But family seders must be safe places for people to attend without having to engage in verbal combat over the issues of the day. We can’t discuss the Exodus from Egypt and engage in the essential atavistic experience of imagining that we, too, are experiencing those events, rather than just reading about them, if we are too busy tearing each other apart in arguments over Trump or Netanyahu.

Equally important should be eliminating the all-too-pervasive practice of allowing fashionable non-Jewish political concerns to hijack the seder with the plethora of Haggadahs that have been published in recent years. While intended to make the seder more “relevant” to those who don’t care about Judaism, they often do more to distract us from the core message about Jewish identity and nationhood, rather than an amorphous and anodyne metaphor that can be adapted to be used to support virtually any cause.

By returning to the original text, it’s possible to eliminate the superficial adaptations that serve primarily as a platform for various sorts of political and issue advocacy that divides rather than unites us.

Only by purging our gatherings of the politics that have become a pervasive presence in every nook and cranny of contemporary life can we experience a seder that will return us to that sense of connection to the Jewish past and future that is essential to this holiday. And only by re-learning the art to agree to disagree can we have some peace in our homes, as well as in society.

Wishing you all a sweet holiday and Chag Pesach Sameach!

Happy Passover!

Jonathan S. Tobin is editor-in-chief of JNS (Jewish News Syndicate). Follow him on Twitter at: @jonathans_tobin.

You have read 3 articles this month.
Register to receive full access to JNS.

Just before you scroll on...

Israel is at war. JNS is combating the stream of misinformation on Israel with real, honest and factual reporting. In order to deliver this in-depth, unbiased coverage of Israel and the Jewish world, we rely on readers like you. The support you provide allows our journalists to deliver the truth, free from bias and hidden agendas. Can we count on your support? Every contribution, big or small, helps JNS.org remain a trusted source of news you can rely on.

Become a part of our mission by donating today
Topics
Comments
Thank you.

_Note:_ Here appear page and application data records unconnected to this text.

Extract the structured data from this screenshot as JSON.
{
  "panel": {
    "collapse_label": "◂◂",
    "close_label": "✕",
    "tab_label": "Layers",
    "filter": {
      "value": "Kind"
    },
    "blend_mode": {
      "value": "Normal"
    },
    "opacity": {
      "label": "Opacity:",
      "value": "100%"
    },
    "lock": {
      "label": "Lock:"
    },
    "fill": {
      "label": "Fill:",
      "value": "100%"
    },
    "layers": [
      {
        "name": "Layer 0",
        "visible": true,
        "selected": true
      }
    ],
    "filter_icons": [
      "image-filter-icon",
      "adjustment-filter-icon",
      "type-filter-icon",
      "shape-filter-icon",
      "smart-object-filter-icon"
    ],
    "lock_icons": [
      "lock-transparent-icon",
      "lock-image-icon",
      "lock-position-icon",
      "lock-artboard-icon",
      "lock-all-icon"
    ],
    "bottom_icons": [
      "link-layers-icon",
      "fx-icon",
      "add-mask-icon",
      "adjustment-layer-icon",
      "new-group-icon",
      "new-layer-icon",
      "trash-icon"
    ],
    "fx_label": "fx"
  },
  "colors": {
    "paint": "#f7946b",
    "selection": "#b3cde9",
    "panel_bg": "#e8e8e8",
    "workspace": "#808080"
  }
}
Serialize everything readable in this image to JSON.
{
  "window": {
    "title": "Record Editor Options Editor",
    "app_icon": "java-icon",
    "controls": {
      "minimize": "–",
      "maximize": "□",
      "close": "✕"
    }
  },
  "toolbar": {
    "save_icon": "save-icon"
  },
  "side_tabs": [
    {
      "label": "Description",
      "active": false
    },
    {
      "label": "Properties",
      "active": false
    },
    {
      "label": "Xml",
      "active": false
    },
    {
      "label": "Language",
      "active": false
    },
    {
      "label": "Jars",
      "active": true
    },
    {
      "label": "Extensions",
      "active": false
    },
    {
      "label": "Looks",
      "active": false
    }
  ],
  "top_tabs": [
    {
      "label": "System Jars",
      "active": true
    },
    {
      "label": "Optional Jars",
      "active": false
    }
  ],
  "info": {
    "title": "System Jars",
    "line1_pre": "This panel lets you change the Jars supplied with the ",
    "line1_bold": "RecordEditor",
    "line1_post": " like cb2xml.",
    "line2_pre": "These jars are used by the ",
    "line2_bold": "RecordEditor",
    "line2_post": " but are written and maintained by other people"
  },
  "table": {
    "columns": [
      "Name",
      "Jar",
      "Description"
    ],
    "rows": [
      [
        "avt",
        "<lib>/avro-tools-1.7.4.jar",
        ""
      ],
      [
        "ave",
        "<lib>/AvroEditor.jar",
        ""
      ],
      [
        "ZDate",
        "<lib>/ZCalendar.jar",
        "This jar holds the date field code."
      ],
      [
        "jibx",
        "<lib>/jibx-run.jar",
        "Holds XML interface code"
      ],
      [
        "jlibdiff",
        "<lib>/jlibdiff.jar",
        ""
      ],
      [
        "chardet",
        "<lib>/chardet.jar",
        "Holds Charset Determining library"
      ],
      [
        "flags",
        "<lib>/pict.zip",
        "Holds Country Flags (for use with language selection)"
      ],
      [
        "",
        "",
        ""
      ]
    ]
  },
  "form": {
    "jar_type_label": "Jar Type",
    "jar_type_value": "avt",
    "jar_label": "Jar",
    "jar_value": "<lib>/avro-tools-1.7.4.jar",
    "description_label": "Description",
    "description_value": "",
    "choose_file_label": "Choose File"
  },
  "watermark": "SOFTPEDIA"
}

You are a loyal JNS Reader.
You have read more than 10 articles this month.
Please register for full access to continue reading and post comments.
Never miss a thing
Get the best stories faster with JNS breaking news updates